In a social-media landscape where short-form videos, witty voiceovers and camera-friendly personas tend to reign supreme, digital food creators have turned to a far more traditional medium to continue their success: cookbooks.
TikTok star Nadia Caterina Munno, known as “The Pasta Queen,” published her first cookbook on Nov. 8 with Simon & Schuster’s Gallery Books; as of Nov. 17, the book has reached the No. 5 position in the New York Times The advice, how-to, and miscellaneous category has the best selling list.
Joshua Weissman, a chef with 7 million YouTube subscribers and more than 6 millions on TikTok subscribers, has spoken out about his online fame. A Unapologetic Cookbook, This publication was published by DK in Sept. 2021 and earned a top spot at the New York Times The best-seller list was created shortly after it made its debut in the same category as cookbooks. It remained on the list for nine weeks.
Joanne Lee Molinaro, TikTok creator (@thekoreanvegan), also published her own cookbook with Penguin Random House imprint Avery. Earlier this year, she was awarded the James Beard media prize.
Though traditional publishing houses have worked with online creators for books across a variety of genres, including memoir and fiction, the rapid rise of short-form content has spurred an increase in dealmaking beyond the screen, according to agents and publishing executives who spoke with The Hollywood Reporter.
“I’ve been selling a lot of cookbooks and it’s been glorious,” Brandi Bowles, a literary agent at UTA, says. “There’re several new buyers who are suddenly like, ‘Oh, we’re doing cookbooks too.’ Everyone’s trying to catch up to this runaway train.”
But it wasn’t that long ago when digital creators had a difficult time landing book deals with publishing houses. Ali Berman is the UTA head of digital talent. He recalls that Bowles arrived at the agency in 2017 as a digital talent. They faced numerous obstacles to securing book deals, especially in the space of food.

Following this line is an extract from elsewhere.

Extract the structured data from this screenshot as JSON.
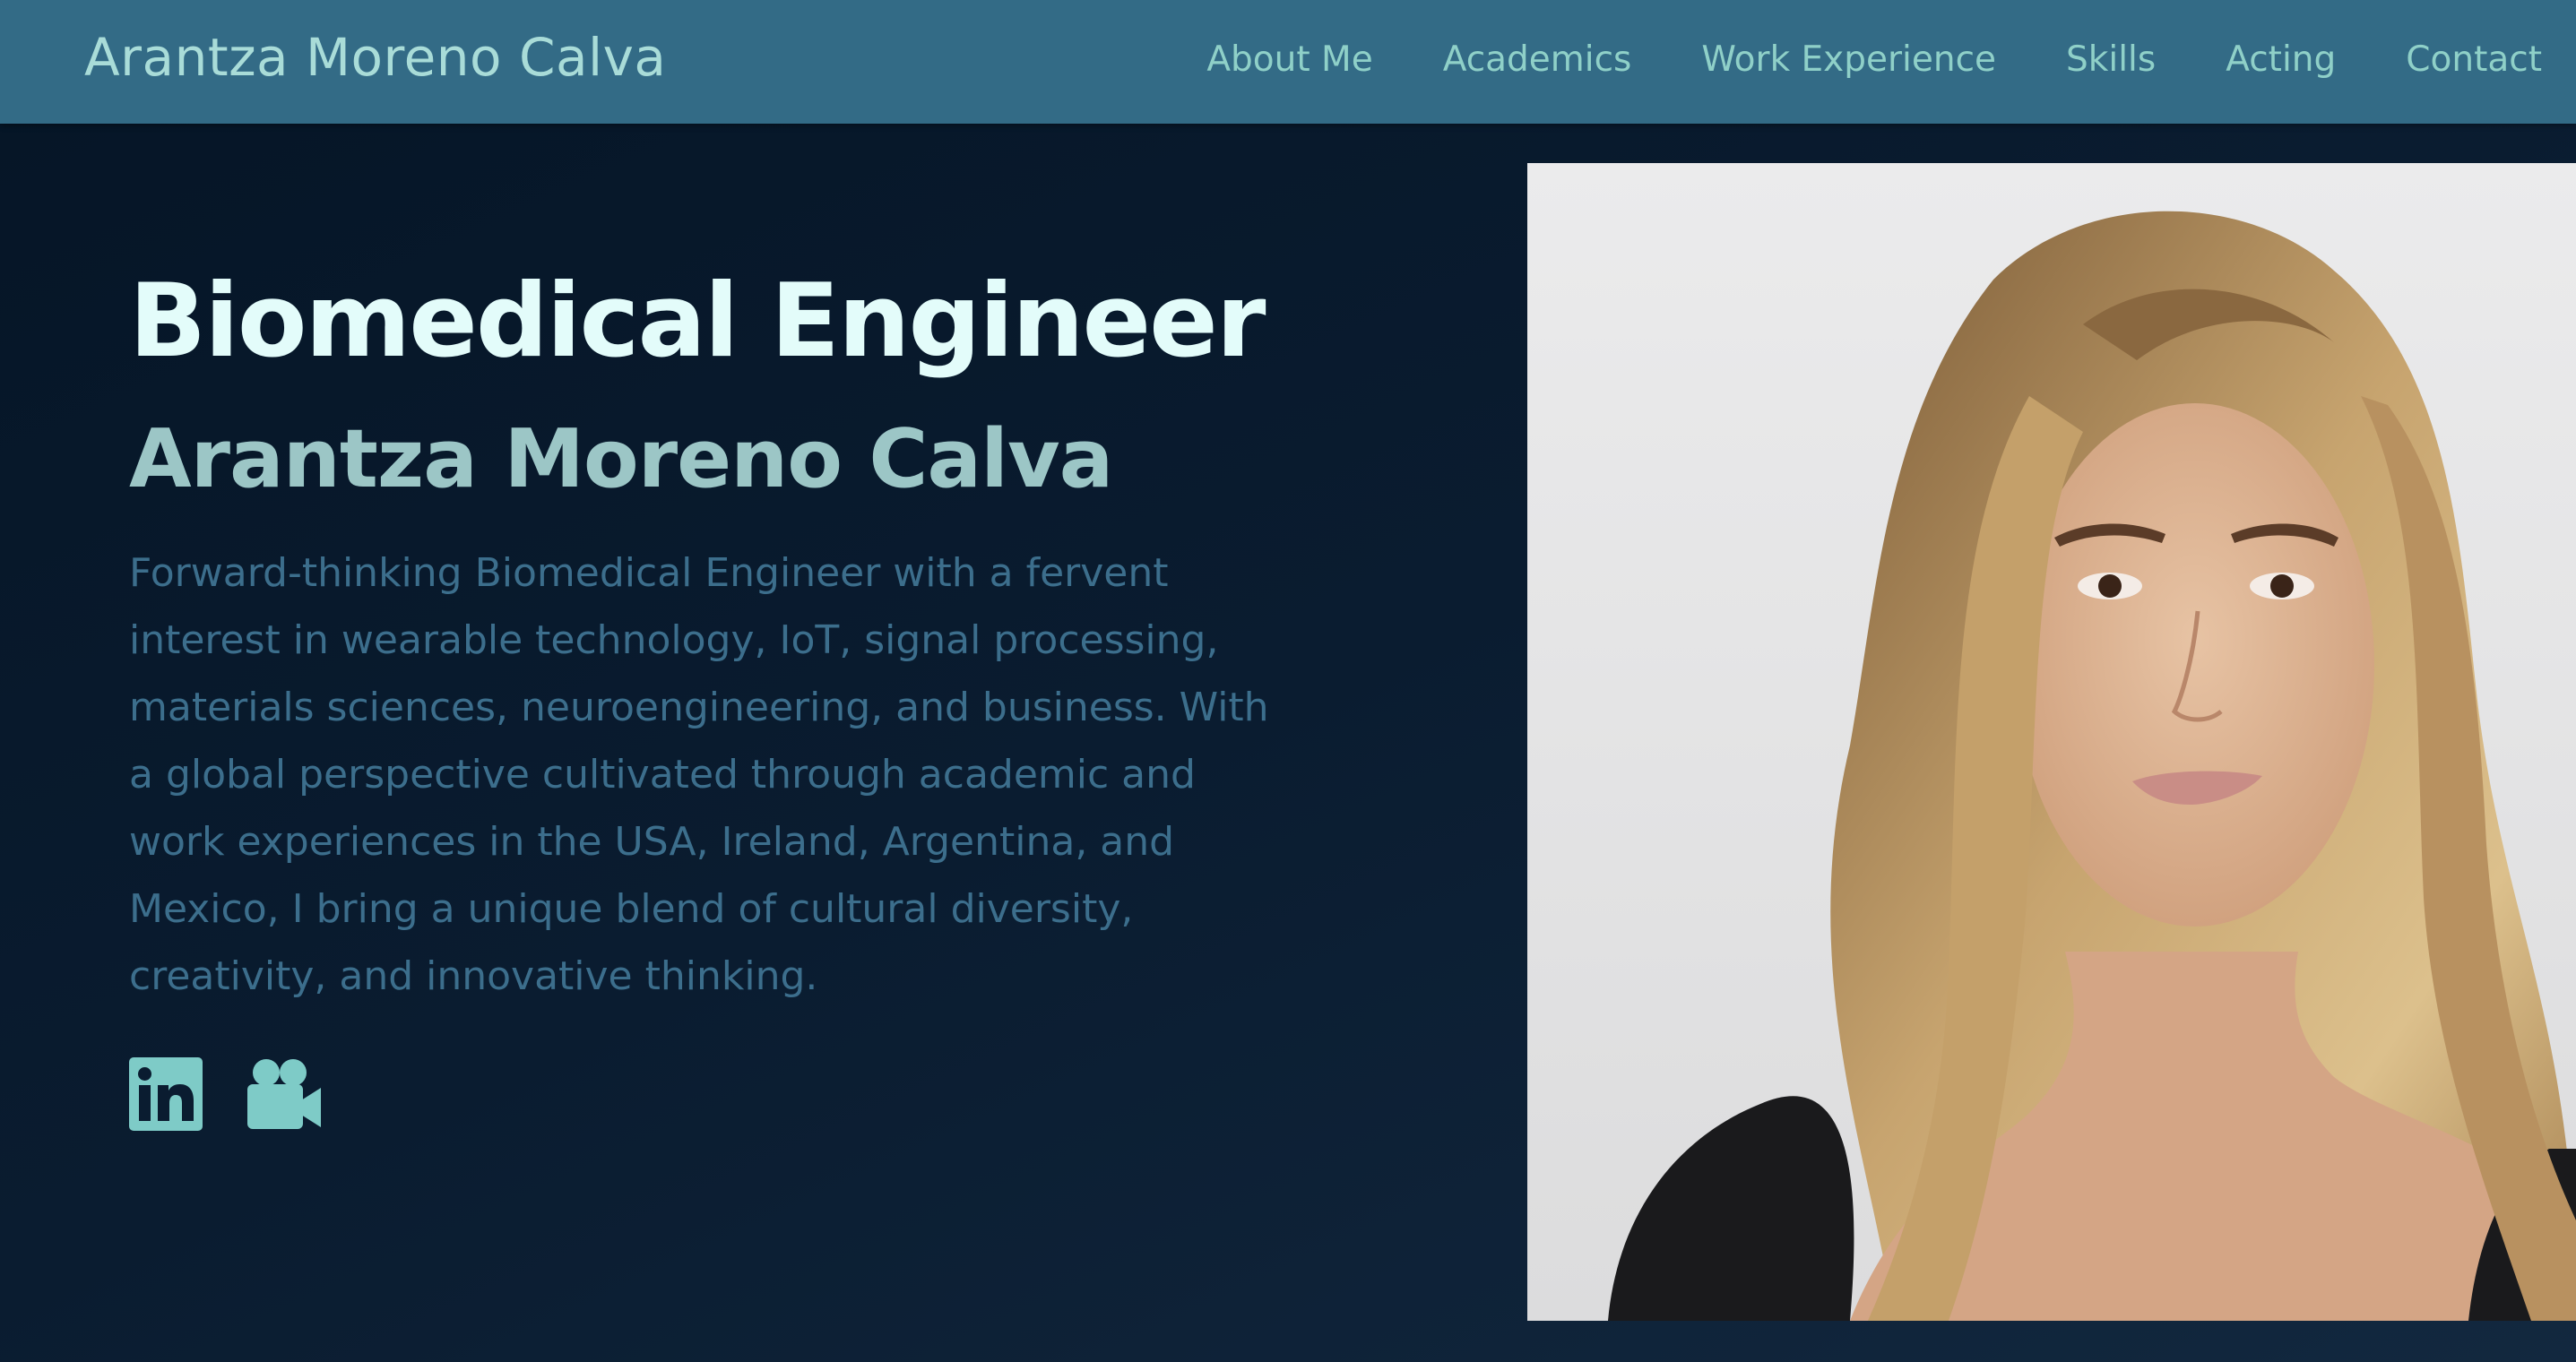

“Publishers as a whole — whether that’s traditional print publishing or video publishing — have needed to wake up to other types of creative voices,” Berman, who represents Weissman, says. “I’d pick up the phone and call Brandi and be like, ‘I’ve got a client and they want to do a cookbook,’ and she’d [say], ‘It’s going to be really hard [to get] that type of book for this space for people who are creating their own content and and programming directly to their audience.’ Cookbooks were hard, and then you cut to today, and it’s just amazing to see how the ecosystem has evolved and matured.”
For Bowles, the pandemic kickstarted a gold rush of sorts for cookbooks from digital creators as publishing executives — themselves spending more time on TikTok and other social platforms watching content during quarantines — were becoming “more comfortable” with the digital space and its rising stars.
In the past year, HarperCollins — whose library of food authors now includes YouTube star Andrew Rea (Binging With Babish) and TikTok creator Tabitha Brown alongside chefs like José Andres and Jacques Pépin and established cookbook authors like Dorie Greenspan and Mark Bittman — said 35 percent of its cookbook acquisitions have come from digital talent. (HarperCollins union member are on strike since Nov. 10 as they bargain with leadership about benefits and pay.
“It’s been somewhat gradual,” Deborah Brody, the editorial director and vp of HarperCollins’ Harvest imprint, says of the food publishing industry’s shift toward digital talent. “It definitely started 15 years ago with food bloggers, but it’s much faster now. People can build a platform much more quickly.”
Digital food creators have turned to cookbooks to expand their creativity and experiment with new recipes. “After doing video for so long, I was like, this is so different. What are you going to do to add value? I’m such a flamboyant person; I throw my hands everywhere and I’m, like, yelling all the time [in my videos]. How do I yell at people through a book?” Weissman jokes. “I liked the creative challenge and was less focused on the sales up front. I did not know how it was going to do.”
Danni Rose is a creator who shares Southern-style cooking on YouTube, TikTok and YouTube. Although she has had success publishing ebooks and keeping up with her online content, she initially was hesitant about working on a physical book. But Rose soon realized she wanted to be able to reintroduce and continue the tradition of recipe sharing for younger generations and make more space for underrepresented creators in the traditional cookbook space.
“I wanted to be able to have something for my daughter and my grandchildren to be able to go into a store, pick it up and look at it like I did with the other books that my mom introduced me to back in the day,” Rose, who is represented by UTA’s Bowles, says. “It’s about inviting more people, especially Black people, into this culinary space cookbooks that they kind of pushed out of their mind.”
Though Rose won’t stop making cooking and lifestyle videos online, she welcomes the opportunity to take on a cookbook and advance her career in a more traditional space. (Rose’s tome Danni’s Juke Joint Comfort Food It is scheduled for release in September 2023.
“If you give us something that we want to see again and eat and read, we will definitely participate in it,” she says. “This is something different for me. While we can publish an e-book that will sell well, I feel this one is more interesting. It’s going to be more challenging — it has been more challenging — and I like that.”